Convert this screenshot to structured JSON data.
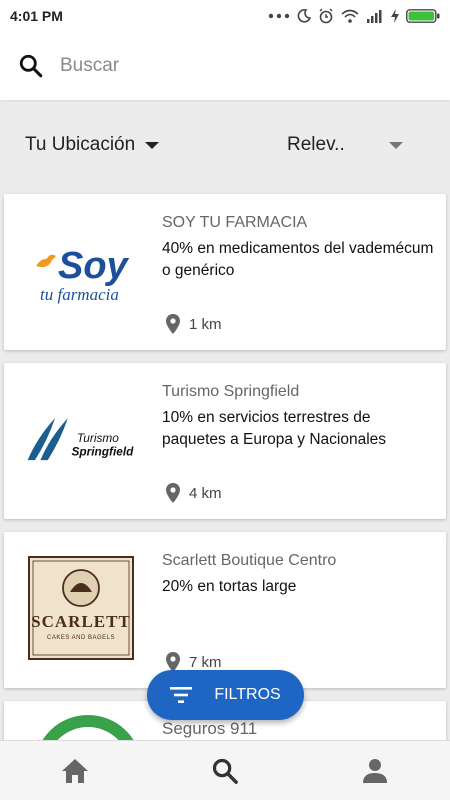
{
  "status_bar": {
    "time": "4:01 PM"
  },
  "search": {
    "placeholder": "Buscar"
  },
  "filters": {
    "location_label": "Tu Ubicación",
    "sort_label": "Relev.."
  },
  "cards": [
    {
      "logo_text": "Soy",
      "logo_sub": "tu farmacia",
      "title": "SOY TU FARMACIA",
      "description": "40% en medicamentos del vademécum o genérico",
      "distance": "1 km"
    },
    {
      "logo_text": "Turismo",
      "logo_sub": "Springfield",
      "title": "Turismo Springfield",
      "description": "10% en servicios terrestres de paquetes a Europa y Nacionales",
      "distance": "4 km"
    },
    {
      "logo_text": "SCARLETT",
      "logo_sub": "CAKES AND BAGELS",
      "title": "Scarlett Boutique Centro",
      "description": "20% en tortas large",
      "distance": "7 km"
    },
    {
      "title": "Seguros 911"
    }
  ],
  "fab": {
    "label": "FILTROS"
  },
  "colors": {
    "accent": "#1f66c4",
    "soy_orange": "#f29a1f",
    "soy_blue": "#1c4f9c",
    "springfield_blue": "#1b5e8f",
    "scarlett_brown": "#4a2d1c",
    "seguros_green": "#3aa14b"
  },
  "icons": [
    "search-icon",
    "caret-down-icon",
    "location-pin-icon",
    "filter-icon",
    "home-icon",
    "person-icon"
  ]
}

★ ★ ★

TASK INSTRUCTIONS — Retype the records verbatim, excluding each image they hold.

RESPONSE TO THIS EXERCISE —
Convert this screenshot to structured JSON data.
{
  "status_bar": {
    "time": "4:01 PM"
  },
  "search": {
    "placeholder": "Buscar"
  },
  "filters": {
    "location_label": "Tu Ubicación",
    "sort_label": "Relev.."
  },
  "cards": [
    {
      "logo_text": "Soy",
      "logo_sub": "tu farmacia",
      "title": "SOY TU FARMACIA",
      "description": "40% en medicamentos del vademécum o genérico",
      "distance": "1 km"
    },
    {
      "logo_text": "Turismo",
      "logo_sub": "Springfield",
      "title": "Turismo Springfield",
      "description": "10% en servicios terrestres de paquetes a Europa y Nacionales",
      "distance": "4 km"
    },
    {
      "logo_text": "SCARLETT",
      "logo_sub": "CAKES AND BAGELS",
      "title": "Scarlett Boutique Centro",
      "description": "20% en tortas large",
      "distance": "7 km"
    },
    {
      "title": "Seguros 911"
    }
  ],
  "fab": {
    "label": "FILTROS"
  },
  "colors": {
    "accent": "#1f66c4",
    "soy_orange": "#f29a1f",
    "soy_blue": "#1c4f9c",
    "springfield_blue": "#1b5e8f",
    "scarlett_brown": "#4a2d1c",
    "seguros_green": "#3aa14b"
  },
  "icons": [
    "search-icon",
    "caret-down-icon",
    "location-pin-icon",
    "filter-icon",
    "home-icon",
    "person-icon"
  ]
}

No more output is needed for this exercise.